━━━━━ DATA EXCERPTS ━━━━━

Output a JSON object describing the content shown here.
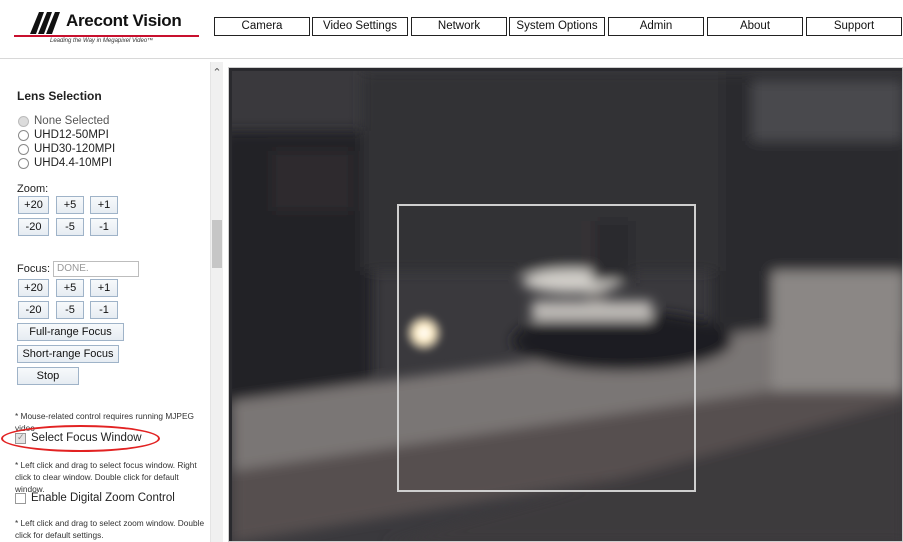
{
  "header": {
    "logo_text": "Arecont Vision",
    "logo_tagline": "Leading the Way in Megapixel Video™",
    "nav": [
      "Camera",
      "Video Settings",
      "Network",
      "System Options",
      "Admin",
      "About",
      "Support"
    ]
  },
  "lens": {
    "title": "Lens Selection",
    "options": [
      "None Selected",
      "UHD12-50MPI",
      "UHD30-120MPI",
      "UHD4.4-10MPI"
    ]
  },
  "zoom": {
    "label": "Zoom:",
    "buttons_row1": [
      "+20",
      "+5",
      "+1"
    ],
    "buttons_row2": [
      "-20",
      "-5",
      "-1"
    ]
  },
  "focus": {
    "label": "Focus:",
    "status": "DONE.",
    "buttons_row1": [
      "+20",
      "+5",
      "+1"
    ],
    "buttons_row2": [
      "-20",
      "-5",
      "-1"
    ],
    "full_range": "Full-range Focus",
    "short_range": "Short-range Focus",
    "stop": "Stop"
  },
  "notes": {
    "mouse": "* Mouse-related control requires running MJPEG video",
    "focus_window": "* Left click and drag to select focus window. Right click to clear window. Double click for default window.",
    "zoom_window": "* Left click and drag to select zoom window. Double click for default settings."
  },
  "checkboxes": {
    "select_focus_window": "Select Focus Window",
    "enable_digital_zoom": "Enable Digital Zoom Control"
  },
  "colors": {
    "highlight": "#e22222",
    "logo_rule": "#c8102e"
  },
  "icons": {
    "scroll_up": "chevron-up-icon"
  }
}
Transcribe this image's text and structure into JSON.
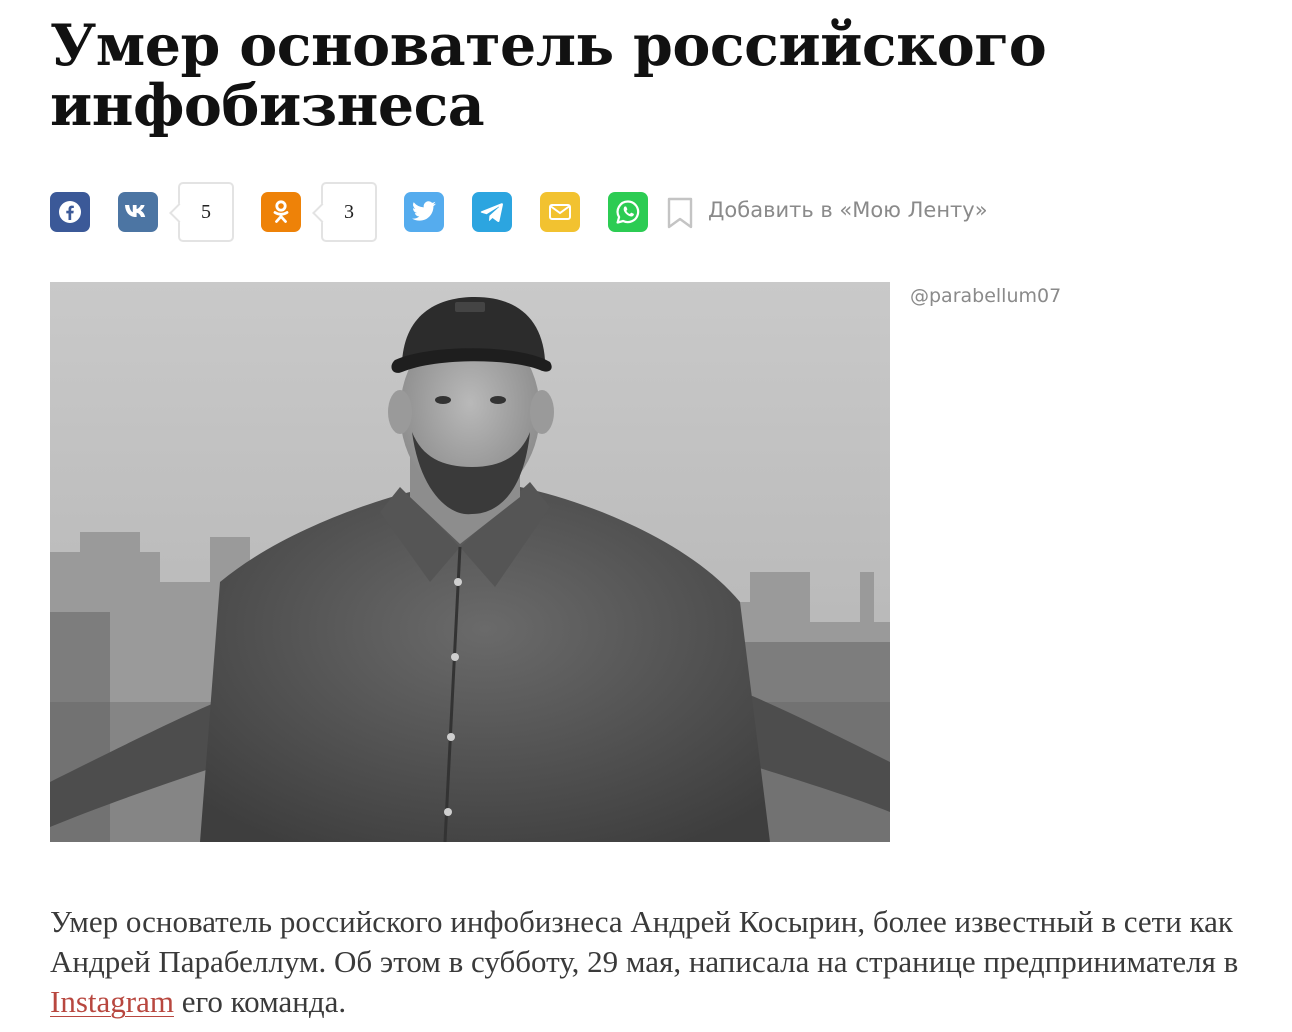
{
  "article": {
    "title": "Умер основатель российского инфобизнеса",
    "photo_credit": "@parabellum07",
    "lead_before": "Умер основатель российского инфобизнеса Андрей Косырин, более известный в сети как Андрей Парабеллум. Об этом в субботу, 29 мая, написала на странице предпринимателя в ",
    "lead_link": "Instagram",
    "lead_after": " его команда."
  },
  "share": {
    "vk_count": "5",
    "ok_count": "3",
    "add_to_feed": "Добавить в «Мою Ленту»",
    "buttons": [
      {
        "icon": "facebook-icon",
        "color": "#3b5998"
      },
      {
        "icon": "vk-icon",
        "color": "#4c75a3"
      },
      {
        "icon": "odnoklassniki-icon",
        "color": "#ee8208"
      },
      {
        "icon": "twitter-icon",
        "color": "#55acee"
      },
      {
        "icon": "telegram-icon",
        "color": "#2ca5e0"
      },
      {
        "icon": "mail-icon",
        "color": "#f2c230"
      },
      {
        "icon": "whatsapp-icon",
        "color": "#2ccc53"
      }
    ]
  },
  "colors": {
    "link": "#b8473f",
    "muted": "#8a8a8a"
  }
}
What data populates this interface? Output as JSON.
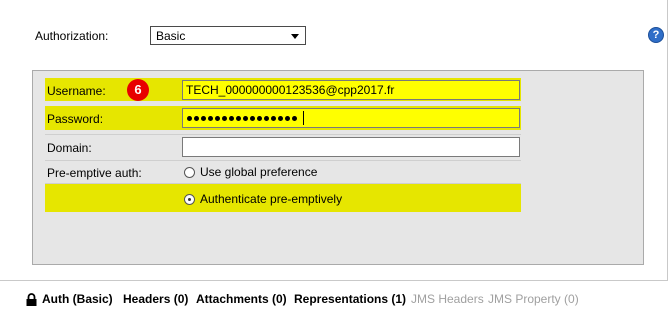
{
  "authorization": {
    "label": "Authorization:",
    "selected": "Basic",
    "help_icon": "help-icon"
  },
  "form": {
    "badge": "6",
    "username_label": "Username:",
    "username_value": "TECH_000000000123536@cpp2017.fr",
    "password_label": "Password:",
    "password_masked_length": 16,
    "domain_label": "Domain:",
    "domain_value": "",
    "preemptive_label": "Pre-emptive auth:",
    "option_global": "Use global preference",
    "option_preemptive": "Authenticate pre-emptively",
    "selected_option": "Authenticate pre-emptively"
  },
  "highlight_color": "#e6e600",
  "tabs": [
    {
      "label": "Auth (Basic)",
      "icon": "lock-icon",
      "enabled": true
    },
    {
      "label": "Headers (0)",
      "enabled": true
    },
    {
      "label": "Attachments (0)",
      "enabled": true
    },
    {
      "label": "Representations (1)",
      "enabled": true
    },
    {
      "label": "JMS Headers",
      "enabled": false
    },
    {
      "label": "JMS Property (0)",
      "enabled": false
    }
  ]
}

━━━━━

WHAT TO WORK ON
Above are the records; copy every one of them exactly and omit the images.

ANSWER SPACE
Output a JSON object describing the content shown here.
{
  "header": {
    "logo_text": "Arecont Vision",
    "logo_tagline": "Leading the Way in Megapixel Video™",
    "nav": [
      "Camera",
      "Video Settings",
      "Network",
      "System Options",
      "Admin",
      "About",
      "Support"
    ]
  },
  "lens": {
    "title": "Lens Selection",
    "options": [
      "None Selected",
      "UHD12-50MPI",
      "UHD30-120MPI",
      "UHD4.4-10MPI"
    ]
  },
  "zoom": {
    "label": "Zoom:",
    "buttons_row1": [
      "+20",
      "+5",
      "+1"
    ],
    "buttons_row2": [
      "-20",
      "-5",
      "-1"
    ]
  },
  "focus": {
    "label": "Focus:",
    "status": "DONE.",
    "buttons_row1": [
      "+20",
      "+5",
      "+1"
    ],
    "buttons_row2": [
      "-20",
      "-5",
      "-1"
    ],
    "full_range": "Full-range Focus",
    "short_range": "Short-range Focus",
    "stop": "Stop"
  },
  "notes": {
    "mouse": "* Mouse-related control requires running MJPEG video",
    "focus_window": "* Left click and drag to select focus window. Right click to clear window. Double click for default window.",
    "zoom_window": "* Left click and drag to select zoom window. Double click for default settings."
  },
  "checkboxes": {
    "select_focus_window": "Select Focus Window",
    "enable_digital_zoom": "Enable Digital Zoom Control"
  },
  "colors": {
    "highlight": "#e22222",
    "logo_rule": "#c8102e"
  },
  "icons": {
    "scroll_up": "chevron-up-icon"
  }
}
Transcribe this image's text and structure into JSON.
{
  "article": {
    "title": "Умер основатель российского инфобизнеса",
    "photo_credit": "@parabellum07",
    "lead_before": "Умер основатель российского инфобизнеса Андрей Косырин, более известный в сети как Андрей Парабеллум. Об этом в субботу, 29 мая, написала на странице предпринимателя в ",
    "lead_link": "Instagram",
    "lead_after": " его команда."
  },
  "share": {
    "vk_count": "5",
    "ok_count": "3",
    "add_to_feed": "Добавить в «Мою Ленту»",
    "buttons": [
      {
        "icon": "facebook-icon",
        "color": "#3b5998"
      },
      {
        "icon": "vk-icon",
        "color": "#4c75a3"
      },
      {
        "icon": "odnoklassniki-icon",
        "color": "#ee8208"
      },
      {
        "icon": "twitter-icon",
        "color": "#55acee"
      },
      {
        "icon": "telegram-icon",
        "color": "#2ca5e0"
      },
      {
        "icon": "mail-icon",
        "color": "#f2c230"
      },
      {
        "icon": "whatsapp-icon",
        "color": "#2ccc53"
      }
    ]
  },
  "colors": {
    "link": "#b8473f",
    "muted": "#8a8a8a"
  }
}
What data populates this interface? Output as JSON.
{
  "authorization": {
    "label": "Authorization:",
    "selected": "Basic",
    "help_icon": "help-icon"
  },
  "form": {
    "badge": "6",
    "username_label": "Username:",
    "username_value": "TECH_000000000123536@cpp2017.fr",
    "password_label": "Password:",
    "password_masked_length": 16,
    "domain_label": "Domain:",
    "domain_value": "",
    "preemptive_label": "Pre-emptive auth:",
    "option_global": "Use global preference",
    "option_preemptive": "Authenticate pre-emptively",
    "selected_option": "Authenticate pre-emptively"
  },
  "highlight_color": "#e6e600",
  "tabs": [
    {
      "label": "Auth (Basic)",
      "icon": "lock-icon",
      "enabled": true
    },
    {
      "label": "Headers (0)",
      "enabled": true
    },
    {
      "label": "Attachments (0)",
      "enabled": true
    },
    {
      "label": "Representations (1)",
      "enabled": true
    },
    {
      "label": "JMS Headers",
      "enabled": false
    },
    {
      "label": "JMS Property (0)",
      "enabled": false
    }
  ]
}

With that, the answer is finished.